“I believe that we learn by practice. Whether it means to learn to dance by practicing dancing or to learn to live by practicing living, the principles are the same. – Martha Graham
1. Practice your presentations several times in a real life setting with real people or a small focus group looking at you.
2. Anticipate questions and begin thinking about interacting with your audience.
3. Record your presentation to see where you can improve.
4. Practice where you would speak if possible. And like it is the real thing with punctuations and time yourself.
5. Feedback and criticism should be constructive and non-threatening but genuine.
6. Practice the flow of the talk and how you manage interruptions.
7. Know when to push, when to emphasize and when you are assuming a boring monotone. And best of all practice the nuances in a real life talk practice.
8. Look in the mirror and practice.
“How would you cure a horse that is afraid of cars—graze him in a back-woods lot where he would never see steam-engines or automobiles, or drive or pasture him where he would frequently see the machines? Apply horse-sense to ridding yourself of self-consciousness and fear: face an audience as frequently as you can, and you will soon stop shying.” ― Dale Carnegie, The Art of Public Speaking
6. Realize that Others Have the Same Fears and Concerns
“There are only two types of speakers in the world. 1. The nervous and 2. Liars.” – Mark Twain
One of the major issues we have with public speaking is the idea that others are somehow superior to us.
We believe that others are at a different level than where we are at or they are somehow immune to anxieties.
Since you cannot look at the fears and concerns of others, you assume that they have little or none with public speaking.
This assumption is quite inaccurate. Look at others as having the same concerns and fears, because they do.
Associating with the human condition instead of feeling isolated gives you the enormous power of connection and social proof.
If you do not believe me, ask someone you respect. Did they fear public speaking and how they got over some of their fears? Get other perspectives and allow them to broaden your perspective on speaking.
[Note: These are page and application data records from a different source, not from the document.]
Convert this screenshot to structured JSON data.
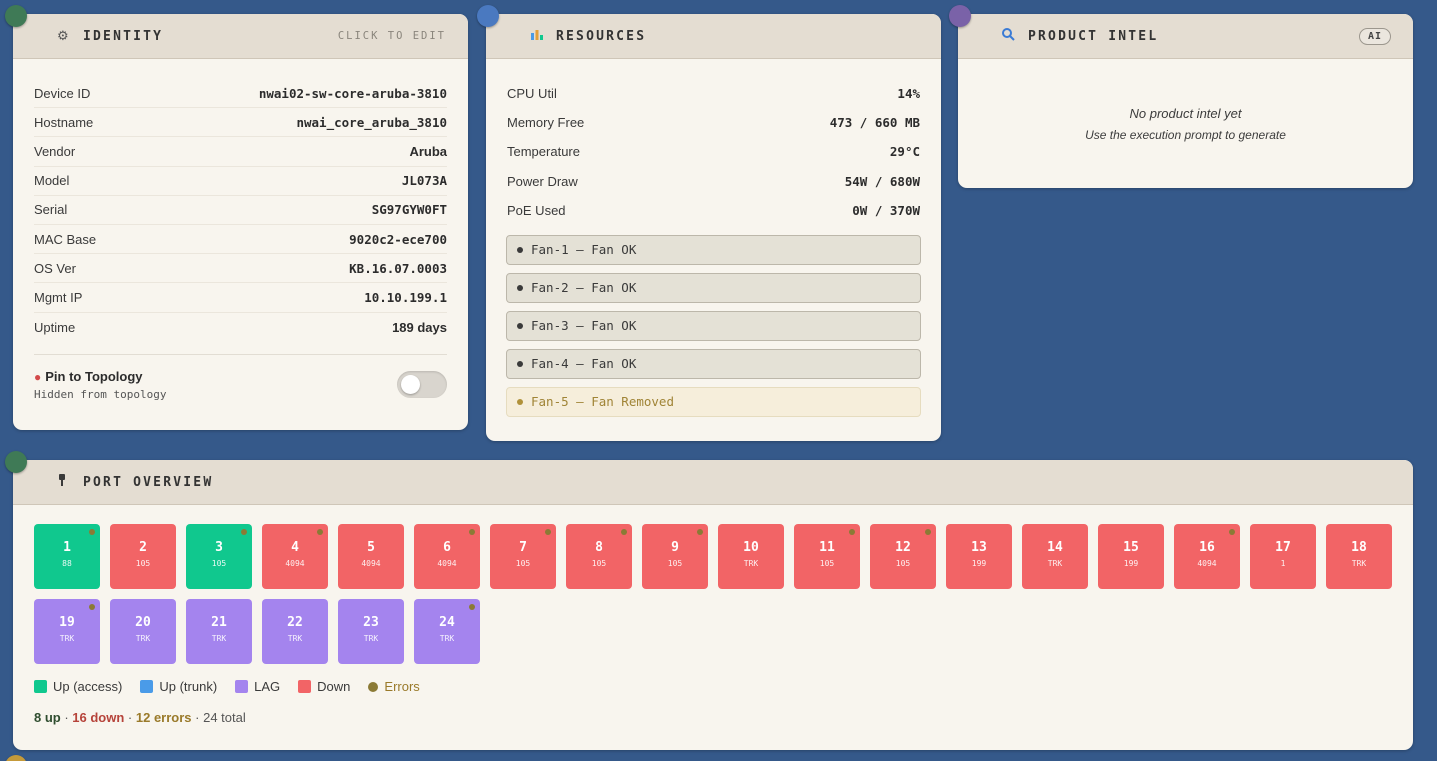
{
  "colors": {
    "background": "#35598a",
    "card": "#f8f5ee",
    "header": "#e4ddd2",
    "port_up": "#10c88e",
    "port_trunk": "#4a9be8",
    "port_lag": "#a484ee",
    "port_down": "#f26466",
    "error": "#8b7a35"
  },
  "identity": {
    "icon": "network-icon",
    "title": "IDENTITY",
    "edit_label": "CLICK TO EDIT",
    "rows": [
      {
        "label": "Device ID",
        "value": "nwai02-sw-core-aruba-3810"
      },
      {
        "label": "Hostname",
        "value": "nwai_core_aruba_3810"
      },
      {
        "label": "Vendor",
        "value": "Aruba"
      },
      {
        "label": "Model",
        "value": "JL073A"
      },
      {
        "label": "Serial",
        "value": "SG97GYW0FT"
      },
      {
        "label": "MAC Base",
        "value": "9020c2-ece700"
      },
      {
        "label": "OS Ver",
        "value": "KB.16.07.0003"
      },
      {
        "label": "Mgmt IP",
        "value": "10.10.199.1"
      },
      {
        "label": "Uptime",
        "value": "189 days"
      }
    ],
    "pin_title": "Pin to Topology",
    "pin_subtitle": "Hidden from topology",
    "pin_toggle_on": false
  },
  "resources": {
    "icon": "bar-chart-icon",
    "title": "RESOURCES",
    "rows": [
      {
        "label": "CPU Util",
        "value": "14%"
      },
      {
        "label": "Memory Free",
        "value": "473 / 660 MB"
      },
      {
        "label": "Temperature",
        "value": "29°C"
      },
      {
        "label": "Power Draw",
        "value": "54W / 680W"
      },
      {
        "label": "PoE Used",
        "value": "0W / 370W"
      }
    ],
    "fans": [
      {
        "label": "Fan-1 — Fan OK",
        "status": "ok"
      },
      {
        "label": "Fan-2 — Fan OK",
        "status": "ok"
      },
      {
        "label": "Fan-3 — Fan OK",
        "status": "ok"
      },
      {
        "label": "Fan-4 — Fan OK",
        "status": "ok"
      },
      {
        "label": "Fan-5 — Fan Removed",
        "status": "removed"
      }
    ]
  },
  "product_intel": {
    "icon": "magnifier-icon",
    "title": "PRODUCT INTEL",
    "badge": "AI",
    "empty_title": "No product intel yet",
    "empty_subtitle": "Use the execution prompt to generate"
  },
  "ports_panel": {
    "icon": "plug-icon",
    "title": "PORT OVERVIEW",
    "ports": [
      {
        "num": "1",
        "vlan": "88",
        "state": "up",
        "error": true
      },
      {
        "num": "2",
        "vlan": "105",
        "state": "down",
        "error": false
      },
      {
        "num": "3",
        "vlan": "105",
        "state": "up",
        "error": true
      },
      {
        "num": "4",
        "vlan": "4094",
        "state": "down",
        "error": true
      },
      {
        "num": "5",
        "vlan": "4094",
        "state": "down",
        "error": false
      },
      {
        "num": "6",
        "vlan": "4094",
        "state": "down",
        "error": true
      },
      {
        "num": "7",
        "vlan": "105",
        "state": "down",
        "error": true
      },
      {
        "num": "8",
        "vlan": "105",
        "state": "down",
        "error": true
      },
      {
        "num": "9",
        "vlan": "105",
        "state": "down",
        "error": true
      },
      {
        "num": "10",
        "vlan": "TRK",
        "state": "down",
        "error": false
      },
      {
        "num": "11",
        "vlan": "105",
        "state": "down",
        "error": true
      },
      {
        "num": "12",
        "vlan": "105",
        "state": "down",
        "error": true
      },
      {
        "num": "13",
        "vlan": "199",
        "state": "down",
        "error": false
      },
      {
        "num": "14",
        "vlan": "TRK",
        "state": "down",
        "error": false
      },
      {
        "num": "15",
        "vlan": "199",
        "state": "down",
        "error": false
      },
      {
        "num": "16",
        "vlan": "4094",
        "state": "down",
        "error": true
      },
      {
        "num": "17",
        "vlan": "1",
        "state": "down",
        "error": false
      },
      {
        "num": "18",
        "vlan": "TRK",
        "state": "down",
        "error": false
      },
      {
        "num": "19",
        "vlan": "TRK",
        "state": "lag",
        "error": true
      },
      {
        "num": "20",
        "vlan": "TRK",
        "state": "lag",
        "error": false
      },
      {
        "num": "21",
        "vlan": "TRK",
        "state": "lag",
        "error": false
      },
      {
        "num": "22",
        "vlan": "TRK",
        "state": "lag",
        "error": false
      },
      {
        "num": "23",
        "vlan": "TRK",
        "state": "lag",
        "error": false
      },
      {
        "num": "24",
        "vlan": "TRK",
        "state": "lag",
        "error": true
      }
    ],
    "legend": [
      {
        "label": "Up (access)",
        "color": "#10c88e",
        "shape": "square"
      },
      {
        "label": "Up (trunk)",
        "color": "#4a9be8",
        "shape": "square"
      },
      {
        "label": "LAG",
        "color": "#a484ee",
        "shape": "square"
      },
      {
        "label": "Down",
        "color": "#f26466",
        "shape": "square"
      },
      {
        "label": "Errors",
        "color": "#8b7a35",
        "shape": "dot"
      }
    ],
    "summary": {
      "up": "8 up",
      "down": "16 down",
      "errors": "12 errors",
      "total": "24 total",
      "separator": " · "
    }
  }
}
Change the perspective of your thinking and make a public appearance and speech into more of the following:
- A fire-side chat with others and not a monologue.
- A form of effective communication.
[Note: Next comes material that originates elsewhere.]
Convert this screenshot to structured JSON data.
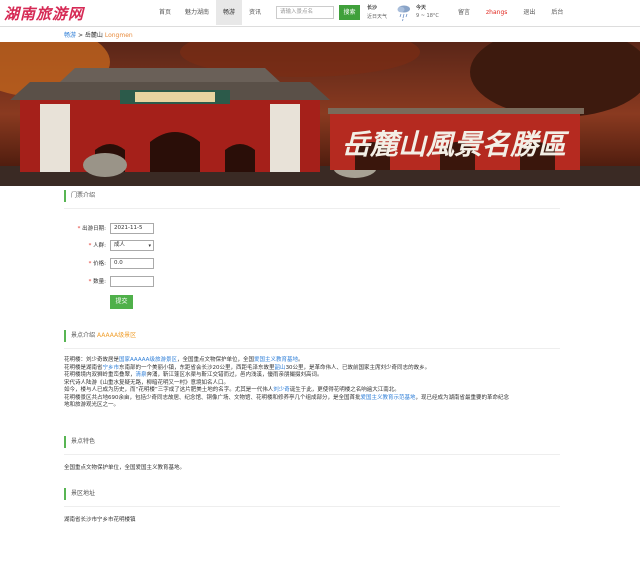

- Think of your audience as warm friends.
- Smile at them.
- Shake their hands.
- Break the ice before the talk by holding a few casual conversations.
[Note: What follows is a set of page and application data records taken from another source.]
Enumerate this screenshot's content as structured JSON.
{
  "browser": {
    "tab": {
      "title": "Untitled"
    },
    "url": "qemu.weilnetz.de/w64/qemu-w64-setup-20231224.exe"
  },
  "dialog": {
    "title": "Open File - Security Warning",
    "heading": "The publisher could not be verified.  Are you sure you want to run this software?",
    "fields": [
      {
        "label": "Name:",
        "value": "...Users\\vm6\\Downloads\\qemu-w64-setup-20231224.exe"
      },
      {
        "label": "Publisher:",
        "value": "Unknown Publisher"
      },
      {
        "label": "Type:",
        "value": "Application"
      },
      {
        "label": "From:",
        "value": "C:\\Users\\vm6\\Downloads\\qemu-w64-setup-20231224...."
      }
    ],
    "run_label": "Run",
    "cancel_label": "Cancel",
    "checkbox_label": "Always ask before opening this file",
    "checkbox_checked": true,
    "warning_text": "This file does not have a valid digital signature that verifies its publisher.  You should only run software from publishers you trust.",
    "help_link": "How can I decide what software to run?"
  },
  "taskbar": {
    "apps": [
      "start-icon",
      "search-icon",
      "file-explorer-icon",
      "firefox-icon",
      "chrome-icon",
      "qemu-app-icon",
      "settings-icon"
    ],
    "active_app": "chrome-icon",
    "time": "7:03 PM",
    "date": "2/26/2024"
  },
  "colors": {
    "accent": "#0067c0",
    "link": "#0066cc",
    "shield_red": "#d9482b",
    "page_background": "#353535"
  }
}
- Instead of jumping in and presenting….I always chat with people and see if they have any problems or questions.
No one can look into your mind and they do not know how anxious you really are. So instead of feeling alienation, try feeling connected with people.
7. Actively Seek Situations Where You Can Present and Speak in Public
“Speech is power: speech is to persuade, to convert, to compel.” -Ralph Waldo Emerson
There are two choices in front of you. The first is to avoid any public seeking engagements. The other and imaginably more scary method is to seek public speaking to slay the dragons of fear.
Next time you have a chance to speak, raise your hand and ask that first question without analyzing it too much.
Remember the more you think in your mind over how you are going to ask your question, the more anxious you become. The trick is to nip the fear in the bud and jump in and speak when you have the opportunity.
Of course, we need to know when to speak up and not interrupt people which is rude in most cultures.
1. Seek public speaking opportunities.
2. Volunteer to present the project that your group made. You may be surprised at how any speaking opportunities that will present themselves.
3. Speak while the anxiety is still small. Do not over analyze and over think or assess for the right way to say something. Think it up, or even write it down and then when it is your turn, speak up immediately. Hijack the anxiety hijack by acting before you have time to ruminate over the worry.
This is the end of part-1. Please let me know in the comments below on how you get past your fear of public speaking.